Background: Although the etiology of lumbar disc disease is unknown, it has been suggested that a genetic factor contributes to its development. Recently, some genetic polymorphisms have been found to be related to clinical disorders. We investigated the association between vitamin-D receptor gene and estrogen receptor gene polymorphisms and lumbar disc disease in young adults.
Methods: The participants included 205 young adults (166 women and thirty-nine men) with or without low-back problems. A magnetic resonance imaging scan of the lumbar spine was performed for all subjects, and the grade of disc degeneration was determined, according to the four-grade classification system of Schneiderman et al. The presence or absence of disc herniation was also evaluated. Genomic DNA was extracted from peripheral blood samples. The polymorphisms of the vitamin-D receptor and estrogen receptor genes were detected with use of a polymerase-chain-reaction assay. The restriction fragment length polymorphisms (RFLPs) for the vitamin-D receptor gene were analyzed by TaqI and ApaI restriction enzymes. XbaI and PvuII restriction enzymes were used for the estrogen receptor gene analysis. The distribution of polymorphism in subjects with disc degeneration and/or disc herniation was compared with that in the normal subjects.
Results: The allelic frequencies of both vitamin-D receptor gene and estrogen receptor gene polymorphisms were similar to those in previous analyses of Japanese subjects. The allelic variation in the vitamin-D receptor gene was associated with multilevel and severe disc degeneration and disc herniation. The Tt allele was found to be more frequently associated with multilevel disc disease, severe disc degeneration, and disc herniation than was the TT allele.
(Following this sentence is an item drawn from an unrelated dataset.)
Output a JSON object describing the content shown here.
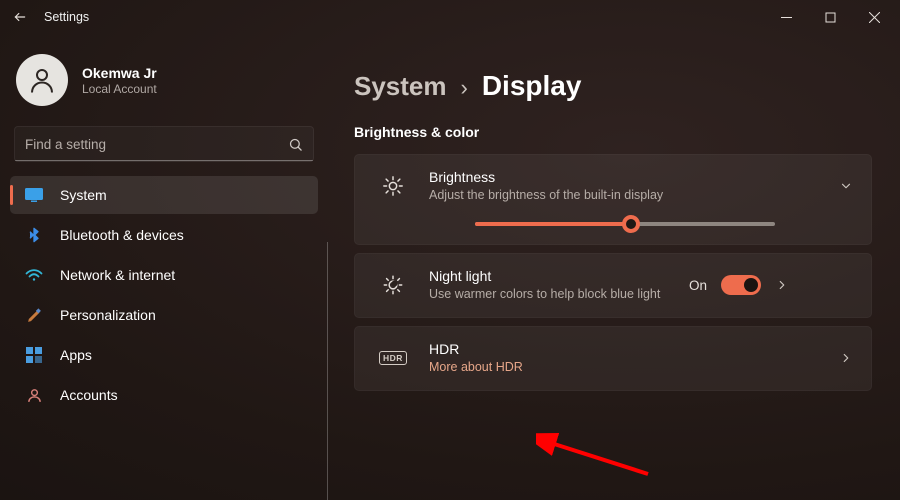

No additional associations were found.
Conclusions: This study revealed that the Tt allele of the vitamin-D receptor gene was more frequently associated with multilevel and severe disc degeneration and disc herniation than was the TT allele, pointing to an increased risk of disc disease at an early age in subjects with the Tt allele in the vitamin-D receptor gene.